Start of GIVEN ENTRIES

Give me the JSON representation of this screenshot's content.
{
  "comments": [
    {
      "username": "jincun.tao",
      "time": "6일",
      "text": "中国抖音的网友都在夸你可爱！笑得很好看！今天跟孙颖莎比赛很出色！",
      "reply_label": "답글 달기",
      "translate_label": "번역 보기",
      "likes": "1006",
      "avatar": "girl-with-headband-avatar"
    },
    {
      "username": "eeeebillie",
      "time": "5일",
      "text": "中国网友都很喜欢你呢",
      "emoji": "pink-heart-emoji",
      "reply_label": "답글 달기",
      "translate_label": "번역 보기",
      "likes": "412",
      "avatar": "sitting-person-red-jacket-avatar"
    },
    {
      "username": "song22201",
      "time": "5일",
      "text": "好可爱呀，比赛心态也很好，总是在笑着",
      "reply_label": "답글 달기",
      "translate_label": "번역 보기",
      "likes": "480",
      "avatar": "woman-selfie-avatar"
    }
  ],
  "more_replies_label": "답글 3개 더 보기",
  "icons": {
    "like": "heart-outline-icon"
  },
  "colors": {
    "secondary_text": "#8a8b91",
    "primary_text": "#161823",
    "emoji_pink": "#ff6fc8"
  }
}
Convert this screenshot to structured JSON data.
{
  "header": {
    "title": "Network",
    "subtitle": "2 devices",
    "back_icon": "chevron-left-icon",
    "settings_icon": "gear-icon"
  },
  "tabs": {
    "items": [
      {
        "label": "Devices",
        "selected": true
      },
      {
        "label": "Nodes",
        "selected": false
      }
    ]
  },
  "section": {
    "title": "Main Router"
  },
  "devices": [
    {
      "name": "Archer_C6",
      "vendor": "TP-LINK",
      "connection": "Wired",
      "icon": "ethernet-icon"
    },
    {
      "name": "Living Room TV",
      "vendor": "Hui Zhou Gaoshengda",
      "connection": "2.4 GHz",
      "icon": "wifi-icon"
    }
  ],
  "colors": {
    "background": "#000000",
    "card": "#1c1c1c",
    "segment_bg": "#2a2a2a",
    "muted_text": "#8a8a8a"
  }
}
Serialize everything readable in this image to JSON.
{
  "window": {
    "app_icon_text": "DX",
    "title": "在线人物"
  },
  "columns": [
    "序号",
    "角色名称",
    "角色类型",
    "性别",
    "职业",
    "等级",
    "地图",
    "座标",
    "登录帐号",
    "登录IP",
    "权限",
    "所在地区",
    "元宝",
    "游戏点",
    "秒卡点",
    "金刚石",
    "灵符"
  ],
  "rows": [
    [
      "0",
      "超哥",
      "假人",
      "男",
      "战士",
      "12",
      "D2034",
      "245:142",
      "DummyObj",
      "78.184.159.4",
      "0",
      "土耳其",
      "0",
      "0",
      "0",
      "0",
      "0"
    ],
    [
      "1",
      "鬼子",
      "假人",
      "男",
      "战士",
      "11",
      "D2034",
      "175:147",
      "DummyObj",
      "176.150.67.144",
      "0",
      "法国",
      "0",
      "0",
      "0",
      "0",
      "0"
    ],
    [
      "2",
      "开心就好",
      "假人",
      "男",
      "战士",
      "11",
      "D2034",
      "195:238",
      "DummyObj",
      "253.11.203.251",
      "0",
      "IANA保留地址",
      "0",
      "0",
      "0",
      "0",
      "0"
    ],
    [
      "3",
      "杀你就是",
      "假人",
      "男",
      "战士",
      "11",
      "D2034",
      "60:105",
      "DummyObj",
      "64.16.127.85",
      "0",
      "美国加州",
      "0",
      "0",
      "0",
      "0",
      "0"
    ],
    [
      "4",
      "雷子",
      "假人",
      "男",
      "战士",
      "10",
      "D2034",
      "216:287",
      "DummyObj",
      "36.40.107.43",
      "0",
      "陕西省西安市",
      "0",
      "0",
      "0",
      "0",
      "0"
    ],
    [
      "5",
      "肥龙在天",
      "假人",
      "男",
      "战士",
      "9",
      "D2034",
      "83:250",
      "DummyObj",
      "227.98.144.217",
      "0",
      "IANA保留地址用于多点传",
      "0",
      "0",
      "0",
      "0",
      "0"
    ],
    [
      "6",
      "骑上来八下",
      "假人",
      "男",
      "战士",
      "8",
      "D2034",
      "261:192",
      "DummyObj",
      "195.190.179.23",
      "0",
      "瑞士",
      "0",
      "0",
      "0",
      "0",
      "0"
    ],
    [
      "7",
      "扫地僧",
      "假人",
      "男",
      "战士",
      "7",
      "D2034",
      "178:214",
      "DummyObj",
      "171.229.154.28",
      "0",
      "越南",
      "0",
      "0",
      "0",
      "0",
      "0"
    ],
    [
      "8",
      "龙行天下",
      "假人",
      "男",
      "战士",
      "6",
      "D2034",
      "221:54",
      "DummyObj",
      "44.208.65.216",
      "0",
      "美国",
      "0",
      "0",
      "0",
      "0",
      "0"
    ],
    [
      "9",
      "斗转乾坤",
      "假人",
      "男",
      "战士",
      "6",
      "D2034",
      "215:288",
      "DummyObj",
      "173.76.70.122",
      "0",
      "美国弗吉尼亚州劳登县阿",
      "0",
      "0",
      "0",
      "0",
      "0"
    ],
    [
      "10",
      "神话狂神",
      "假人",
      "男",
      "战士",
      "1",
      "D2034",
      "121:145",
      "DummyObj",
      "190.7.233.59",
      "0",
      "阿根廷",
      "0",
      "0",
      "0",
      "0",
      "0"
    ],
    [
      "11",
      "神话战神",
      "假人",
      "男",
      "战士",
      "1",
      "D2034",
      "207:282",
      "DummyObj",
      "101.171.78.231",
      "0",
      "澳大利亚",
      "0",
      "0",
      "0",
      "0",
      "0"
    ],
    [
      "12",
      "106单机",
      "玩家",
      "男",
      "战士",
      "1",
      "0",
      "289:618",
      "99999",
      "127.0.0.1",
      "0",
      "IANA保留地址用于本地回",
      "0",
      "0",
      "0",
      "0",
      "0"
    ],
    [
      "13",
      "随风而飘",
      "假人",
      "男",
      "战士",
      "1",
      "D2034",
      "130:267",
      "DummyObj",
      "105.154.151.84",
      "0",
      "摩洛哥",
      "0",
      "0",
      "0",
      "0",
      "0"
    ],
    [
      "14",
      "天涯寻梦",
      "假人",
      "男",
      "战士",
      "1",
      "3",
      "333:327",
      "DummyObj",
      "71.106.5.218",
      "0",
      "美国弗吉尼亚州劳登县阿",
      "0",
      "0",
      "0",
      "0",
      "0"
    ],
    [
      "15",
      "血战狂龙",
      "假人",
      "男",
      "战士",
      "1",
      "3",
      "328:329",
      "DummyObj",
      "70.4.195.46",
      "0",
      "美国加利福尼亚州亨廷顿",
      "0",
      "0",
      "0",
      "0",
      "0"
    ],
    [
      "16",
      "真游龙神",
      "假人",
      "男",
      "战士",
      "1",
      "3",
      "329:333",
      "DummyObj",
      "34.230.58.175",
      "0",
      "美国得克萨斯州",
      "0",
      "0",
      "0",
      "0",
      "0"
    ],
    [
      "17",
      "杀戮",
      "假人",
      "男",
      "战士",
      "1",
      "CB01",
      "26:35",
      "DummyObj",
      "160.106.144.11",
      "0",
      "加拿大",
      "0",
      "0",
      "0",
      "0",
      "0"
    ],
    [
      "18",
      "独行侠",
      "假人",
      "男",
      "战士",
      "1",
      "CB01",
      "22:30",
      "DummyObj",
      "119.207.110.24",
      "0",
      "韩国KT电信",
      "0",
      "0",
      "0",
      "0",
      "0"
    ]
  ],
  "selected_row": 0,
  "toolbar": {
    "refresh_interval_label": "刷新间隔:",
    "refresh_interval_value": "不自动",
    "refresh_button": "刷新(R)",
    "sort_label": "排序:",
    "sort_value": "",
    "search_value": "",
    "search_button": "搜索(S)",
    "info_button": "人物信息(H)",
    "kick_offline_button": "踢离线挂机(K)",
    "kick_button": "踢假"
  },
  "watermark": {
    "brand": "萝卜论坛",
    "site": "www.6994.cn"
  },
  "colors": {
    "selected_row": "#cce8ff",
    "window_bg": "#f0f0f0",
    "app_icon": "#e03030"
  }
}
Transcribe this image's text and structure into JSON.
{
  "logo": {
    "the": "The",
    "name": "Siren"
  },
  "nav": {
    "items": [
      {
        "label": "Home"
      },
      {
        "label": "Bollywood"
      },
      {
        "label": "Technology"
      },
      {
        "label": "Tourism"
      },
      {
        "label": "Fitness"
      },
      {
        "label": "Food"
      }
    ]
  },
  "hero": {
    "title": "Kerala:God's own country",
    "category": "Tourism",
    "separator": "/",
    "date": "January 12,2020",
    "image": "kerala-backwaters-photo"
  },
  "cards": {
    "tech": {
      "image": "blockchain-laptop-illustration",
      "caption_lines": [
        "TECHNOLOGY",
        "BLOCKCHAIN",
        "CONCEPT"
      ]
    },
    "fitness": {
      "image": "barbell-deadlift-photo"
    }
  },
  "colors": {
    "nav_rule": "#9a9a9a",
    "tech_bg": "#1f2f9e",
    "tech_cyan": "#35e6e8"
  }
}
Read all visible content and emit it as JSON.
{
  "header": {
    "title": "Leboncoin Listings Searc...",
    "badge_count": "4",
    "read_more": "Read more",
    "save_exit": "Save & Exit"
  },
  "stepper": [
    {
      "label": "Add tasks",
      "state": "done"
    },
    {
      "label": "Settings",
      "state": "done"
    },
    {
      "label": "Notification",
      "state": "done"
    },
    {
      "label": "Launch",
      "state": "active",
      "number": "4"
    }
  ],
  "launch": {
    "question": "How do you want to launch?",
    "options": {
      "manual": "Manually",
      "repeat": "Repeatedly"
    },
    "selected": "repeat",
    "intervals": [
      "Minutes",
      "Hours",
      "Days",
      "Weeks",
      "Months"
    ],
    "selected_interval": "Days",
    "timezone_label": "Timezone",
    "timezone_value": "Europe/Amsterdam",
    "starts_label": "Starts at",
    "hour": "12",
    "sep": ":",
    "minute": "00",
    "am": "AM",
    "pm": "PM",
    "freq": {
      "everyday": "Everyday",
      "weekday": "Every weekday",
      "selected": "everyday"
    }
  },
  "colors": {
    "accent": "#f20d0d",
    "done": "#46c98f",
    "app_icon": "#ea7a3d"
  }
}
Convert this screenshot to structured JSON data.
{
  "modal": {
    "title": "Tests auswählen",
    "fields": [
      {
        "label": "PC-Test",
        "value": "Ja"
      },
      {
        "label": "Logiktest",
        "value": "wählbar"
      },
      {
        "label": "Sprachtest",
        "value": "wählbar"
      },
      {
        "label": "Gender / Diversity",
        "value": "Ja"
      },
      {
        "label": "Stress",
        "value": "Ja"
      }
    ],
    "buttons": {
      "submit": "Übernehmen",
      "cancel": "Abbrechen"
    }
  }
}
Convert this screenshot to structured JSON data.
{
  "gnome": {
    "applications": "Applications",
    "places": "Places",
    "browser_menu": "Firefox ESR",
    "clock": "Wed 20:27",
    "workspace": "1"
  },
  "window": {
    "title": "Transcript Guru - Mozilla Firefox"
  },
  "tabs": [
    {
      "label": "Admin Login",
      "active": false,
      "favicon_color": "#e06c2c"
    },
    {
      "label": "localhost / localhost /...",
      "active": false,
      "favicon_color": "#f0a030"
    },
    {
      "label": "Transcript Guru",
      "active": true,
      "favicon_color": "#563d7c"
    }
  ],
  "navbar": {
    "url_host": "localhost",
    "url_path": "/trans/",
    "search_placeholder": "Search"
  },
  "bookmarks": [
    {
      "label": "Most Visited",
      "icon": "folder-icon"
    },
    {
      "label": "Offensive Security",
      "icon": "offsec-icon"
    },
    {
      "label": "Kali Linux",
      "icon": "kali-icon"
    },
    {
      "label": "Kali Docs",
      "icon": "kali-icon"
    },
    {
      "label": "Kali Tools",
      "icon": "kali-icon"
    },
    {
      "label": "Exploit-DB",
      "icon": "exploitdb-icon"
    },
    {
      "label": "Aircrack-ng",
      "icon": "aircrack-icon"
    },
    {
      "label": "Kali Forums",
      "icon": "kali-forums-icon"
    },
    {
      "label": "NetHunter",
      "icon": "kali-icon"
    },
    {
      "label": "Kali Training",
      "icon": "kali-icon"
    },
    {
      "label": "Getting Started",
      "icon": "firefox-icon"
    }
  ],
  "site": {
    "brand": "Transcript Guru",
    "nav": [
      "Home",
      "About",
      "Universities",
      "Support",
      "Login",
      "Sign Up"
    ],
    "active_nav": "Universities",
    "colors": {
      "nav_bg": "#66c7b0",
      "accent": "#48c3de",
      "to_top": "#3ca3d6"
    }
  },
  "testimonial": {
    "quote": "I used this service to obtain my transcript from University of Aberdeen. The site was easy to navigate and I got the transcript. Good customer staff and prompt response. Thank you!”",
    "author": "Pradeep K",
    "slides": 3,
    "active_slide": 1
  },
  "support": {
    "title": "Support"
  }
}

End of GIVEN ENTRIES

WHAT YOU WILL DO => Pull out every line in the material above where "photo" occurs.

TASK OUTPUT =>
    "image": "kerala-backwaters-photo"
      "image": "barbell-deadlift-photo"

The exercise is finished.